[[ RECORDS TO PROCESS, beginning ]]
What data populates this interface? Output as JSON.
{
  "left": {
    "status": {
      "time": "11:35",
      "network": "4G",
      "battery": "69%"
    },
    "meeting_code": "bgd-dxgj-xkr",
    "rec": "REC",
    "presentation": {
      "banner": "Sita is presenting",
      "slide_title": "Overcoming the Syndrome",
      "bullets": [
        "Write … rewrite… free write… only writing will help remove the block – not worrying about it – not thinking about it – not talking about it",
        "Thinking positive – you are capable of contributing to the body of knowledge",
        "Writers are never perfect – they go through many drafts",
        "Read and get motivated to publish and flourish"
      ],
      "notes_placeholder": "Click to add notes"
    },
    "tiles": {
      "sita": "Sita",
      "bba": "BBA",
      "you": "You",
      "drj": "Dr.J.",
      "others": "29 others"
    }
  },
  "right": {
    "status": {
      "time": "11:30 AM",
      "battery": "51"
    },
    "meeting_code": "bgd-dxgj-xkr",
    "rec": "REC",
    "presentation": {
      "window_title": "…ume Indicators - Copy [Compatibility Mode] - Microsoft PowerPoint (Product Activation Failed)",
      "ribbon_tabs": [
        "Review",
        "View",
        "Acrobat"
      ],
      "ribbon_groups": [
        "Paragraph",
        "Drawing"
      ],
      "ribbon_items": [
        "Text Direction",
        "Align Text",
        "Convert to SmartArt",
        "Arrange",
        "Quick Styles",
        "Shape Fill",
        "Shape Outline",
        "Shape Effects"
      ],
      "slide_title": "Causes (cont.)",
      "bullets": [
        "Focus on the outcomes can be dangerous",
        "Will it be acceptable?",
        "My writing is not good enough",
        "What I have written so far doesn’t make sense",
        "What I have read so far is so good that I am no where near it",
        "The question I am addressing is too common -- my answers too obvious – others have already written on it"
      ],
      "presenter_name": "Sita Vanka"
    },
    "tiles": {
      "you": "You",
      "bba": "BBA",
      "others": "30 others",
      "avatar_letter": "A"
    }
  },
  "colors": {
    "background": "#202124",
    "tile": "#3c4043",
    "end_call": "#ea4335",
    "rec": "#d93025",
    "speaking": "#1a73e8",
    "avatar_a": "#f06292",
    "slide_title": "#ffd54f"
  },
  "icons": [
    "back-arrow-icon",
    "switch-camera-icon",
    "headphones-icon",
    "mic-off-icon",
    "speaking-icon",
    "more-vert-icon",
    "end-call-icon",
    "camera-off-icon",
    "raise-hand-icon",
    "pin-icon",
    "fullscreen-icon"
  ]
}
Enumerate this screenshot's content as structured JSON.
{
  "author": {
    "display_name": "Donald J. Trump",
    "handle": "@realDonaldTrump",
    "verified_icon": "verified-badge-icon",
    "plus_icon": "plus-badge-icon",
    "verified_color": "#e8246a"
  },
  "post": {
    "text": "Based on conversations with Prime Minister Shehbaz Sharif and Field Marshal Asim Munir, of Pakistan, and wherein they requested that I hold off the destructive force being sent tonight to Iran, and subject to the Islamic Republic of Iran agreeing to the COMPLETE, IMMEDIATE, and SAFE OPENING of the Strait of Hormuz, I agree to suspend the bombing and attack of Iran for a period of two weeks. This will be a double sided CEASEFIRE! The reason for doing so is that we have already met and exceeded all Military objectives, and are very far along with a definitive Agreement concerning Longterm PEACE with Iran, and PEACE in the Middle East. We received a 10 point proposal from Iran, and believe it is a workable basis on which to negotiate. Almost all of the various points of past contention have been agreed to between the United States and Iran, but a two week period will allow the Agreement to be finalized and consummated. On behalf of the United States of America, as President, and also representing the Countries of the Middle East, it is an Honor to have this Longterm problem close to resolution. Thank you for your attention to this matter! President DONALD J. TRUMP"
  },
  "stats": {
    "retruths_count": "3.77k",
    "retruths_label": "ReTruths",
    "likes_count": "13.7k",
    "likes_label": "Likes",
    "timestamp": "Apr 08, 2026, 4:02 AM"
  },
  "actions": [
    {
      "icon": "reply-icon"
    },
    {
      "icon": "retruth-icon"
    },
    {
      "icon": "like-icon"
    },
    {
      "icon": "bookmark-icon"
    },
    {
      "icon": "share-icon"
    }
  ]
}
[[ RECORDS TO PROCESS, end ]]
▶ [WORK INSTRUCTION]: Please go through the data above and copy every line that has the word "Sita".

▶ [ANSWER SECTION]:
      "banner": "Sita is presenting",
      "sita": "Sita",
      "presenter_name": "Sita Vanka"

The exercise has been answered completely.